Local Airport Advisory (LAA) is basically the same service that used to be known as just plain Airport Advisory (AA) years ago. The reason for the change in terminology is that there are two similar types of services that were added over the years called Remote Airport Advisory (RAA) and Remote Airport Information Service (RAIS). Both of these are different because of the fact that they are provided by FSS personnel not located at the airport where the service is provided. Neither of these types of services are available in Alaska so I will not go into any more detail about them here.

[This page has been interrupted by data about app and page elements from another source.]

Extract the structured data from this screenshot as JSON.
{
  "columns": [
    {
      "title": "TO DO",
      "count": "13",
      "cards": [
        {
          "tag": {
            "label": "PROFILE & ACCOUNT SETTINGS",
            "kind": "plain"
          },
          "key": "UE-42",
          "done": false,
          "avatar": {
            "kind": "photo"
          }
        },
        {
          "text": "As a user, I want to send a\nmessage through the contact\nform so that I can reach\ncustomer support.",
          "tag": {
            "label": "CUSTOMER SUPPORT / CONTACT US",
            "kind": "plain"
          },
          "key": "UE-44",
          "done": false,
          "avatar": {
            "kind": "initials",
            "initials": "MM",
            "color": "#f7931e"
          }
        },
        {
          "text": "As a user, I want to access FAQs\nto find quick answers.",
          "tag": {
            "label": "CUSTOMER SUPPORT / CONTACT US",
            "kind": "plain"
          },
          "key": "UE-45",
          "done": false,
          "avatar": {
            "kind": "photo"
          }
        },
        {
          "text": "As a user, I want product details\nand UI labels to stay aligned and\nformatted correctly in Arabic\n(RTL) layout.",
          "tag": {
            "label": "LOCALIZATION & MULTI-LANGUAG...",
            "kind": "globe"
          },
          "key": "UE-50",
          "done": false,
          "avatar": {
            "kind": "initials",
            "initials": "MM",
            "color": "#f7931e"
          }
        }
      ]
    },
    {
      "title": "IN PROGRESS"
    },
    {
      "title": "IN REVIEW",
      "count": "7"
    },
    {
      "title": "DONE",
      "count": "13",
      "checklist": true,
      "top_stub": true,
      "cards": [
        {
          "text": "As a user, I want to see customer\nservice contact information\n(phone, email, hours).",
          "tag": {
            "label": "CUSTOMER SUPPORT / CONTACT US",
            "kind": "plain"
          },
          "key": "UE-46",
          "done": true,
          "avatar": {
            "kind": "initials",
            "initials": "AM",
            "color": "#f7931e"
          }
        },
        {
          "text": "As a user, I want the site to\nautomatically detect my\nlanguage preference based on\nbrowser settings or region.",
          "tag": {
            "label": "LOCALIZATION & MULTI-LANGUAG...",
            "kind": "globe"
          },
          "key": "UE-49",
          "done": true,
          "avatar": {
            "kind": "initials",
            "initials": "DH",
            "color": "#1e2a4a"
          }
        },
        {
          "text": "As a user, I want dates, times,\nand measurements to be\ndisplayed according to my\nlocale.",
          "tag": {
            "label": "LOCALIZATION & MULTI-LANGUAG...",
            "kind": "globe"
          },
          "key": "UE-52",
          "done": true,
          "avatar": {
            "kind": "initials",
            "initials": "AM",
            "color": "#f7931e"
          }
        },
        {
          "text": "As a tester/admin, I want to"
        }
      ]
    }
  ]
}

Local Airport Advisory (LAA) is a service provided by FSS facilities, which are located on the landing airport, have a discrete ground-to-air communications frequency or the tower frequency when the tower is closed, automated weather reporting with voice broadcasting, and a continuous ASOS/AWOS data display, other continuous direct reading instruments, or manual observations available to the specialist. Participation in the program is not mandatory but is encouraged. Safety is enhanced when everyone participates.
The Alaska Supplement lists this service at airports where it is available. Benefits include; weather information, particularly current wind and altimeter setting, favored or designated runway, NOTAM and traffic information, and when requested, special VFR clearances (if conditions allow). Additional details can be found in the Aeronautical Information Manual (AIM) chapter 3, section 5 and chapter 4, section 1.
Some airports in Alaska with LAA service have a relatively new
feature called Automatic
Flight Information Service (AFIS).
This is the
FSS version of an ATIS. AFIS is the continuous broadcast of recorded
non-control information at airports in Alaska where a FSS provides LAA
service. The AFIS broadcast automates the repetitive transmission of
essential but routine information such as weather, wind, altimeter,
favored runway, breaking action, airport NOTAMs, and other applicable
information. The information is continuously broadcast over a discrete
VHF radio frequency (usually the ASOS frequency.)